[Items from an interface collection]

=======

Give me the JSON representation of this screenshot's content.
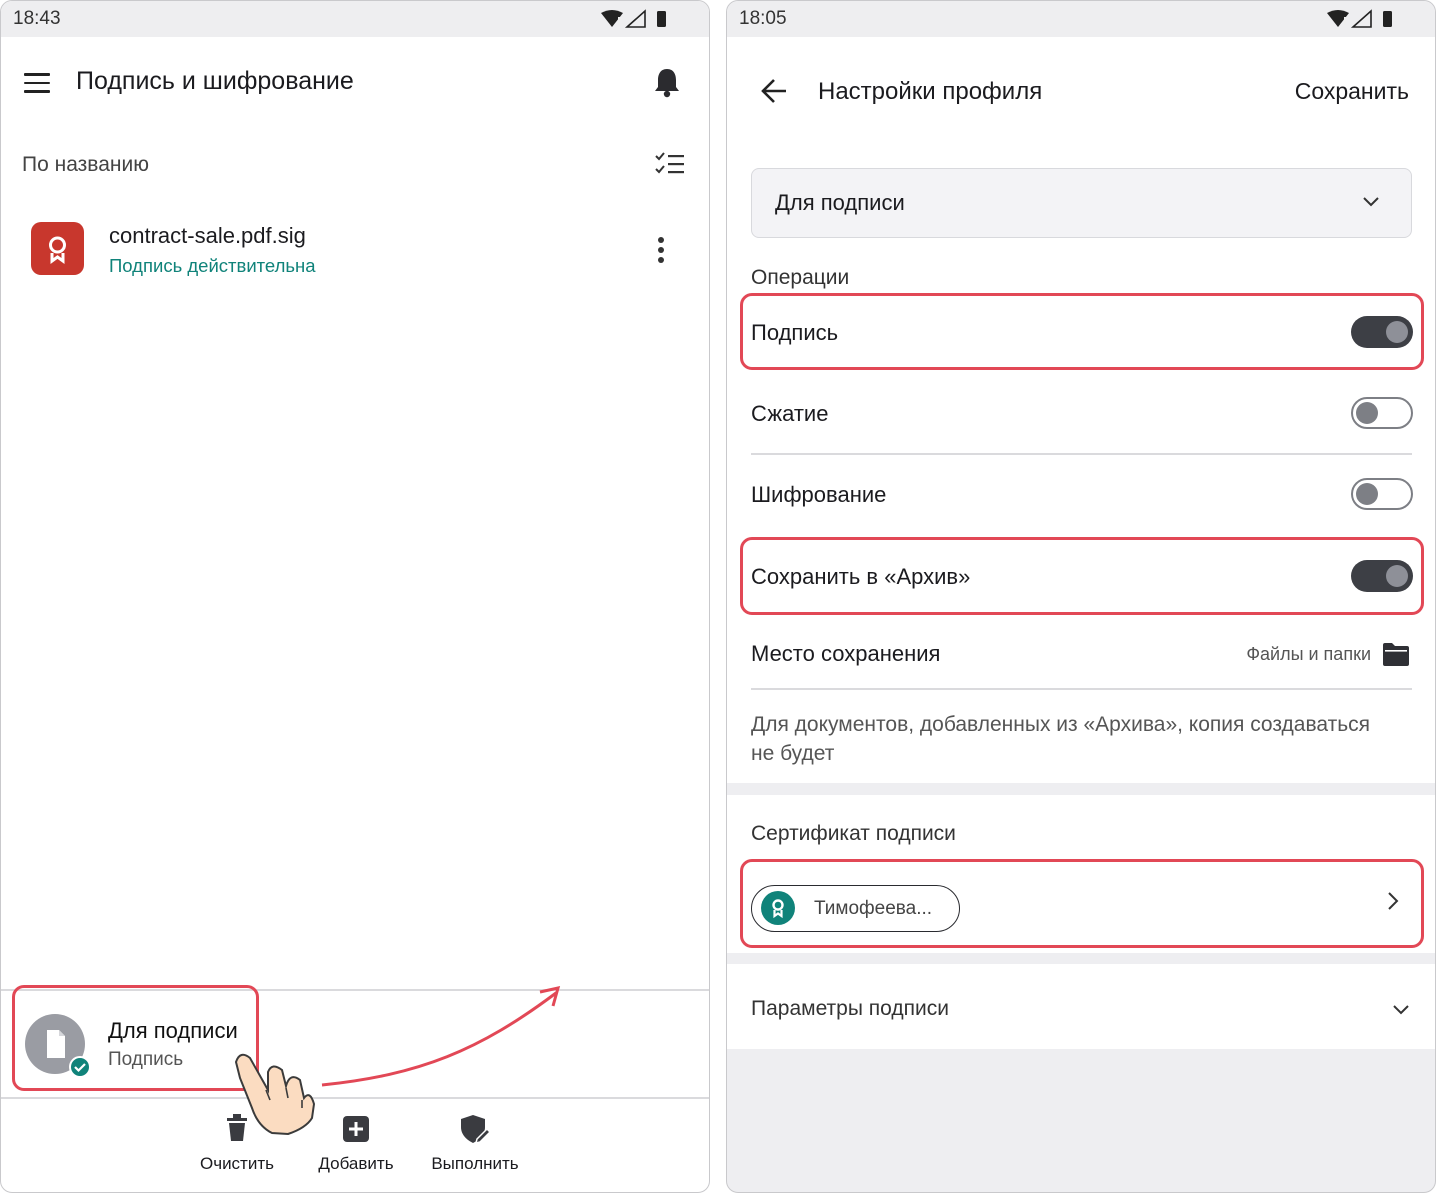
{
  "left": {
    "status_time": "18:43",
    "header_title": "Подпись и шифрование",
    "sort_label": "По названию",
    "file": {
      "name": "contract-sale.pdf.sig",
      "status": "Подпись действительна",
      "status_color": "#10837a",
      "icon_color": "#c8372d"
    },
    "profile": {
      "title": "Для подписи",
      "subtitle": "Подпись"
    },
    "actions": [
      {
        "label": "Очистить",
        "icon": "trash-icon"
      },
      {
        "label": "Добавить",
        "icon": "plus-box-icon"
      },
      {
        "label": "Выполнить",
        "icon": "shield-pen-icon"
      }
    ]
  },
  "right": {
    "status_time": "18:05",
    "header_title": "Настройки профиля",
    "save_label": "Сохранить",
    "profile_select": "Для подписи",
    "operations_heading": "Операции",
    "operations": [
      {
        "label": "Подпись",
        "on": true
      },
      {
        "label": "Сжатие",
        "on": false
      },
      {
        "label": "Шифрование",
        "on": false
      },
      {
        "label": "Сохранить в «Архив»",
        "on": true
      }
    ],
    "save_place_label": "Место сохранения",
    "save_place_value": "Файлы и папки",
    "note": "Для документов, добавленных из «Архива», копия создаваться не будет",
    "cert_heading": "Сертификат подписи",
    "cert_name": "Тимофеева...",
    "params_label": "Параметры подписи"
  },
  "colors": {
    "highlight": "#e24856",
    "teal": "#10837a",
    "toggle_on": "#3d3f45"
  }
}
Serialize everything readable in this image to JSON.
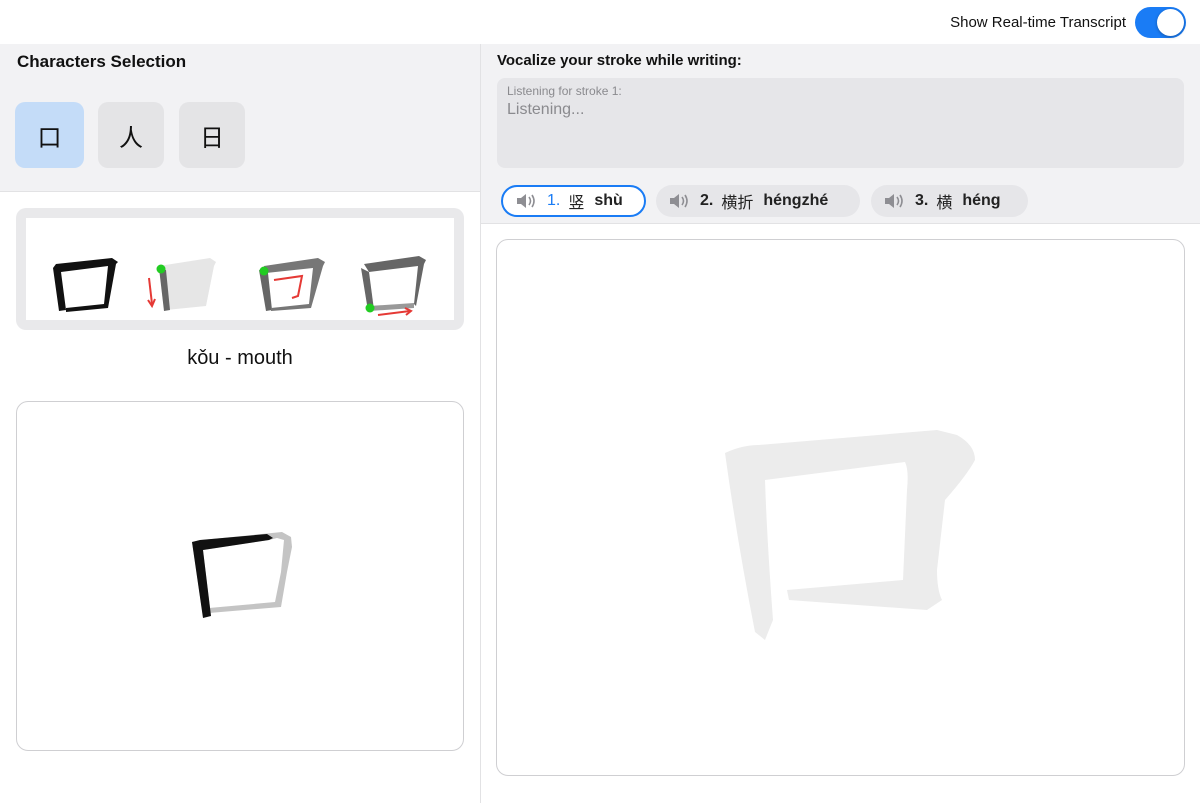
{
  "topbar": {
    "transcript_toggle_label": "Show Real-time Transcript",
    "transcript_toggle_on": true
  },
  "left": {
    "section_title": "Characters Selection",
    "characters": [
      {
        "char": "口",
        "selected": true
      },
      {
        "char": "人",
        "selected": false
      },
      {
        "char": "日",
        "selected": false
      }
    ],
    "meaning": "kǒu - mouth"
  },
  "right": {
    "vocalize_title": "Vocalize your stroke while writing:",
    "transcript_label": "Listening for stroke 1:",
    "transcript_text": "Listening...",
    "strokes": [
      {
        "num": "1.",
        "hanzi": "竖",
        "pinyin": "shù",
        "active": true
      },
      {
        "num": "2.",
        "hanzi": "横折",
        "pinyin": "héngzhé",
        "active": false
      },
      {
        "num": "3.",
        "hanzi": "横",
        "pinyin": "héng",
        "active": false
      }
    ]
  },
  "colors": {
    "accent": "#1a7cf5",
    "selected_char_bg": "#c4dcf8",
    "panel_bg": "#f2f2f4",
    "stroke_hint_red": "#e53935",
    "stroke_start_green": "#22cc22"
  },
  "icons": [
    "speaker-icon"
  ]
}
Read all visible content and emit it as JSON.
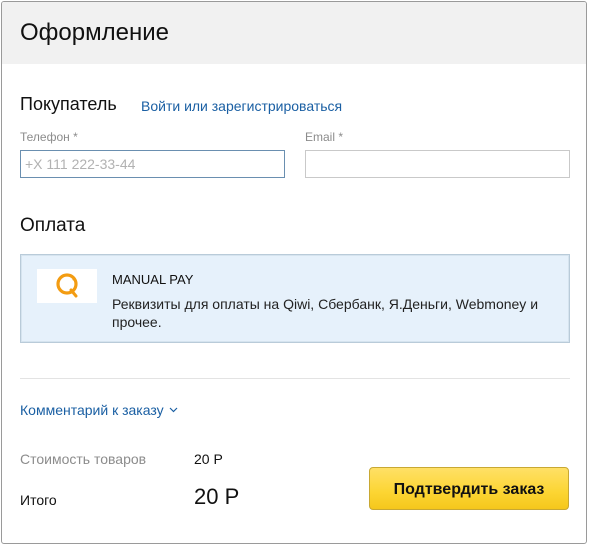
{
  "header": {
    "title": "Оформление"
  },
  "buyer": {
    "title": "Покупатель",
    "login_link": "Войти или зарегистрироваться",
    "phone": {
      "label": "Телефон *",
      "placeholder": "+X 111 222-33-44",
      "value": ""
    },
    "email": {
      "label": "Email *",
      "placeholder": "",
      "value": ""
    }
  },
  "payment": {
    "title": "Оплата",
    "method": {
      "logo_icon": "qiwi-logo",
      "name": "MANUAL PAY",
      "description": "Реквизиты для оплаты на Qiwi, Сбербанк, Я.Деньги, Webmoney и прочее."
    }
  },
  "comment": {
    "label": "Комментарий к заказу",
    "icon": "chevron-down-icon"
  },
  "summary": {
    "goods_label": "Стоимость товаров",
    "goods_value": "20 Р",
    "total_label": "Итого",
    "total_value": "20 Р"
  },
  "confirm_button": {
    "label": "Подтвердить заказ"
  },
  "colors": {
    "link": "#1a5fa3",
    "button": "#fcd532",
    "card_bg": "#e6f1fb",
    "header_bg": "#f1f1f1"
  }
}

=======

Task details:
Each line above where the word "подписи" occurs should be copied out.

Answer box:
      "title": "Для подписи",
    "profile_select": "Для подписи",
    "cert_heading": "Сертификат подписи",
    "params_label": "Параметры подписи"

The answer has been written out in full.